I ought to say that the reason I stood late in the exchanges on the Transport Committee statement was that I did not want to come in early. In the role of Father of the House, one often catches the Speaker’s or Deputy Speaker’s eye, but there are occasions when I think it is more appropriate not to come in early, and that was one of them.
When I was first elected to the House of Commons, I became a foot soldier for the Women’s Campaign for Soviet Jewry, and I was allocated a young man who could not leave the USSR. Several years later, he could. I am not saying that my efforts were dominant in that decision, but it is only when people start making individual initiatives, or protests sometimes, that people pay attention. To those who are listening in Bahrain, there are a number of things one can say about Bahrain that are in their favour. It is probably the only Arab country where a senior Minister was sacked because of a human rights abuse—although that was some time ago. It is also true that in 2006 the human rights organisations said that Bahrain was making significant progress.

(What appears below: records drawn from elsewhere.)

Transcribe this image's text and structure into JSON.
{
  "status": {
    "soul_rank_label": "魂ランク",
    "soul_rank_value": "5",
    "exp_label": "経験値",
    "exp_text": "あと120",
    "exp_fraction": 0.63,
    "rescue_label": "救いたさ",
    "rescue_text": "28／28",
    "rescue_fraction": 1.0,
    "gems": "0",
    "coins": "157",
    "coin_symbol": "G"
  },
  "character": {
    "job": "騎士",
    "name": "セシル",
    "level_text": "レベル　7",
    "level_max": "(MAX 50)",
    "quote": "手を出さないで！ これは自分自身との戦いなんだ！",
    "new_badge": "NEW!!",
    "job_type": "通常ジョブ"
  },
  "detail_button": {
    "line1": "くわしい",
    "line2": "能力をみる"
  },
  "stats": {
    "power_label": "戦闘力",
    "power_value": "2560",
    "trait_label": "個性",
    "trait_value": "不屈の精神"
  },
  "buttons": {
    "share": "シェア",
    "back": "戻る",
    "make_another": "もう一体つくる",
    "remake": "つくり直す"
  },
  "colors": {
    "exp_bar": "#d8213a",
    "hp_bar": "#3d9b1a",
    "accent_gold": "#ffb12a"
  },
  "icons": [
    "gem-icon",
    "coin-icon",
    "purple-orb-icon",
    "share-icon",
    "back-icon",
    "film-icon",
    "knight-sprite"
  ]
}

No human rights organisation has said the same since then, and in the past five years things have got significantly worse.
My right hon. Friend Bob Stewart will be able to talk about his views on whether there are political prisoners or not. On Bahrain National Day, there is usually an amnesty, and the human rights organisations asked that some of the political prisoners be included. None were. If one wants to make a distinction between what is and is not political, that is a useful way of looking at it.
One of the things we said against Bahrain is on the use of torture. If a number of people are convicted only on their own confessions, and then make substantiated allegations of ill-treatment while in custody, one has to say that Bahrain has much further progress to make. Its legal and justice systems will work better when torture is ended. I will not go into a lot of detail, in part because the suddenness of this debate—I am grateful to the Backbench Business Committee for making it possible—means that I have two other meetings between 2 pm and 3.30 pm on fire safety in residential leaseholds, so I have a responsibility to try to fulfil those commitments. I will leave it to others to make the detailed points on individuals.
I was asked some time back, when Guantanamo Bay was opened up as a prison, whether a human rights organisation, Reprieve, should start taking up some of the cases—not whether people were innocent or not, but whether people should have proper legal representation. I said that it should: to begin with, people would not understand, because obviously everyone who has been taken to Guantanamo must be guilty of some terrible crime, but in time people would realise that a lot of people had been swept up who should not have been there, and even those who should be there ought still to have the chance of legal representation. I am glad that Reprieve reports that one person in Guantanamo Bay has now been allocated for release. I hope that some country will take that person; if the Americans do not want to go on holding them, they ought to have a chance at living at peace elsewhere.
I am not a middle east specialist, but I do understand the consequences of history, and in Bahrain there is a majority community with little access to power or responsibility. That may be one of the underlying reasons why the rulers of Bahrain are resisting doing things that would make life in Bahrain safer, more secure and better for all. I commend to people the Wikipedia article on human rights in Bahrain; it would be useful to those who want to take an interest in the subject. As I conclude, I say to the Bahrainis: “You are not the worst country in the world, but it wouldn’t take many steps for you to become one of the best countries in the world. Please do.”